▸ **DATASET**

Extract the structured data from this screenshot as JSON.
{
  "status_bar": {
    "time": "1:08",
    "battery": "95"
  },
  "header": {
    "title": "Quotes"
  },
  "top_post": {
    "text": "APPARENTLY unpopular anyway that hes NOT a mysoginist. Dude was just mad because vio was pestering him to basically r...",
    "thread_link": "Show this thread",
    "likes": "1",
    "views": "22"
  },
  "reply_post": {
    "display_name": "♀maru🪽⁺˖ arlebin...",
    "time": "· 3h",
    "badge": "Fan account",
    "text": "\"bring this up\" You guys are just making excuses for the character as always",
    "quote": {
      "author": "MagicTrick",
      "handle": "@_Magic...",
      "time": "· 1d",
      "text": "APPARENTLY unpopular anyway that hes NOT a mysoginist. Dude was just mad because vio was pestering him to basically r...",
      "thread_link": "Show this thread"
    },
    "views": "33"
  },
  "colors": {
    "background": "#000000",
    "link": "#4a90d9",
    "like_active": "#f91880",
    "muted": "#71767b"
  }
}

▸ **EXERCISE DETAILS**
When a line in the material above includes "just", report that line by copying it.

▸ **WORKED SOLUTION**
    "text": "APPARENTLY unpopular anyway that hes NOT a mysoginist. Dude was just mad because vio was pestering him to basically r...",
    "text": "\"bring this up\" You guys are just making excuses for the character as always",
      "text": "APPARENTLY unpopular anyway that hes NOT a mysoginist. Dude was just mad because vio was pestering him to basically r...",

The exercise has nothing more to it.